There’s an exciting collection of young poets here at Arthur’s Market to talk, workshop & just plain hang out before the open mic & many sign up to read. First up was Sydney Lussier with a couple of journal type entries on “Mislaid Lessons” & on her anxiety of hanging out with friends. This was Megan Sherry’s first time here & she read a piece titled “Exoskeleton” remembering a friend who died last year. Sam Maurice explained that he attempted to write a female Hemingway hero, the result titled “For Everything Lost.” Samuel DeSantis read a complex piece, “That Dragon Cancer,” about a woman, roaring rain, & the disease like an invasive plant.
Spirit Wind Books) is her latest collection & contains not only her poems but her photos as well, nature poems with herons, the Adirondacks, the ocean in a beautifully produced book. From the 2011 Late Day Light (also Spirit Wind Books) she read poems as memory — of her youth during the Viet Nam War, a poem for her son, one in the voice of her great Aunt speaking from an asylum — & her memories as her entourage. It was a great way for her to celebrate her birthday, reading her poems to a rapt, appreciative audience.
Our host Catherine Norr returned us to the open mic after a break with a new poem, “August.”
Susan Jewell’s poem “On Giving Carl Dennis a Ride to the Hilton” was based on a recent, true incident in Saratoga & filled with not only literary allusions but also warnings from her mother. Malcolm Willison read from his intriguing series of descriptive poems about a house in Key West, FL once owned by Elizabeth Bishop, “Afterword” (#13). Karen Fabiane ended the night with one of her classics, “Seeing You Again,” then a new, in-progress piece about intimacies after a party.
This regular monthly reading & open mic takes place at Arthur’s Market in the Schenectady Stockade Section on the 2nd Wednesday, sign-up at 7:00PM, start at 7:30PM, with your host Catherine Norr.
August 11, 2016
During the restoration of Caffè Lena on Phila St. the open mic is being held at Northshire Bookstore on Broadway, & tonight the guest host, filling in for Carol Graser, was — me! I was glad to be able to help out Carol, but doubly pleased because the featured poet was my friend from Ada, OK, the poet Ken Hada, who is also the Director of the annual Scissortail Creative Writing Festival at East Central University in Ada. In honor of the great Okie poets I’ve met at Scissortail I began the night by reading the poem “A Moment in Life” by the late Jim Spurr, who ran a monthly open mic on the third Thursday in Shawnee, OK (which has continued).
Local poet & artist Barbara Garro was the first on the sign-up sheet & read a poem titled “Swan Song.” Sally Rhoades has made the trip to Oklahoma a number of times, & read a couple of related poems, “Fireflies in Cicada” & one from a series written on the Sunday morning after each Scissortail Festival.

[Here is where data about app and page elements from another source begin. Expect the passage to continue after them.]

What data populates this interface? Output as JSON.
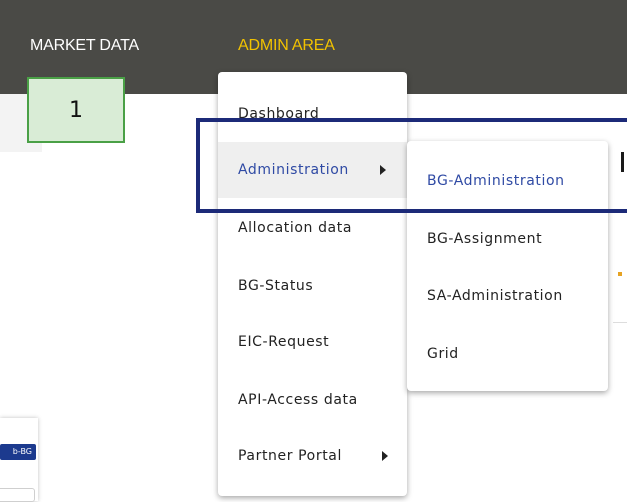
{
  "nav": {
    "market_data": "MARKET DATA",
    "admin_area": "ADMIN AREA"
  },
  "step_badge": "1",
  "menu": {
    "items": [
      {
        "label": "Dashboard"
      },
      {
        "label": "Administration"
      },
      {
        "label": "Allocation data"
      },
      {
        "label": "BG-Status"
      },
      {
        "label": "EIC-Request"
      },
      {
        "label": "API-Access data"
      },
      {
        "label": "Partner Portal"
      }
    ]
  },
  "submenu": {
    "items": [
      {
        "label": "BG-Administration"
      },
      {
        "label": "BG-Assignment"
      },
      {
        "label": "SA-Administration"
      },
      {
        "label": "Grid"
      }
    ]
  },
  "background": {
    "chip_label": "b-BG"
  },
  "colors": {
    "topbar": "#4a4a46",
    "admin_accent": "#f2c200",
    "active_link": "#2f4aa4",
    "highlight_border": "#1c2a78",
    "badge_fill": "#d9ecd6",
    "badge_border": "#4aa046"
  },
  "icons": {
    "submenu_arrow": "caret-right-icon"
  }
}
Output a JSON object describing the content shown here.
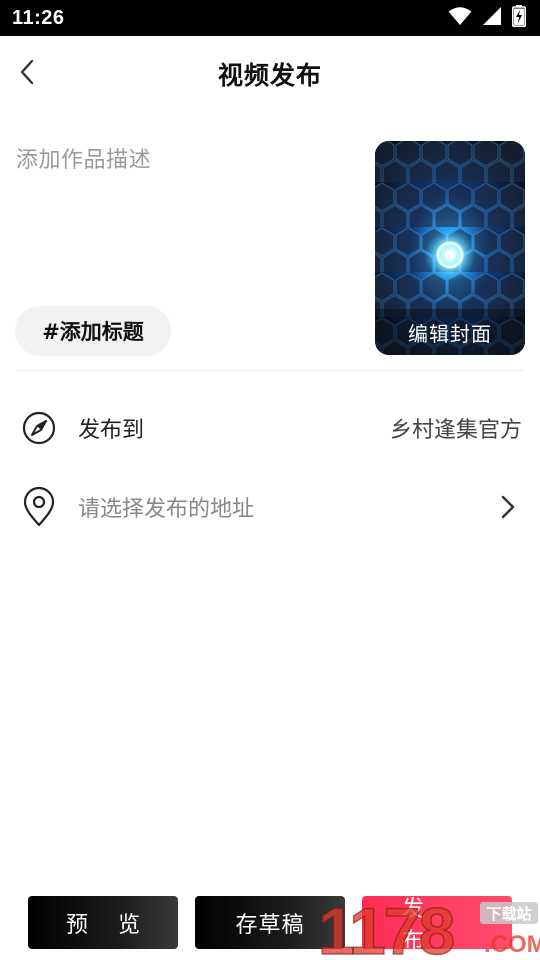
{
  "status_bar": {
    "time": "11:26",
    "icons": [
      "wifi-icon",
      "cellular-signal-icon",
      "battery-charging-icon"
    ]
  },
  "nav": {
    "back_icon": "chevron-left-icon",
    "title": "视频发布"
  },
  "description": {
    "placeholder": "添加作品描述"
  },
  "tag_button": {
    "label": "#添加标题"
  },
  "cover": {
    "label": "编辑封面",
    "image": "blue glowing hexagon pattern"
  },
  "rows": [
    {
      "icon": "compass-icon",
      "label": "发布到",
      "value": "乡村逢集官方"
    },
    {
      "icon": "location-pin-icon",
      "label": "请选择发布的地址",
      "arrow": "chevron-right-icon"
    }
  ],
  "bottom_bar": {
    "preview_label": "预览",
    "draft_label": "存草稿",
    "publish_label": "发布"
  },
  "watermark": {
    "text": "1178",
    "small_text": "下载站",
    "suffix": ".COM"
  },
  "colors": {
    "accent": "#ff2d55",
    "dark_button": "#000000",
    "muted_text": "#9a9a9a",
    "tag_bg": "#f2f2f2"
  }
}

After a short break, I returned to the open mic with a new, political piece “When Donald Trump Farts.”
The poetry open mic normally held at the historic Caffè Lena on Phila St. on the first Wednesday of the month has been held at the Northshire Bookstore the last few months. I’m not sure when the expected return to Caffè Lena will be, but stay tuned for the location & keep the first Wednesday open on your calendar for poetry in Saratoga Springs.
August 5, 2016
This was the last of the season, again with a fabulous local poet & an equally fabulous national poet — Bunkong Tuon & Sarah Browning. We were in Washington Park in front of the Robert Burns statue — before the rain.
Misfit magazine) told of an adult encounter with bullies while walking with his grandmother. He ended with a poem that he read for audience members with whom he had been discussing language before the reading, “Reciting Alphabets” about learning Khmer from his grandfather.
It was a stellar season of Poets in the Park, & I hope to be back next year to carry on the tradition started oh so many years ago by Tom Nattell (who I think must’ve helped to save me a couple of primo parking spots this year). Thanks to the Hudson Valley Writers Guild for financial support & to all the folks in our literate, literary community for their support.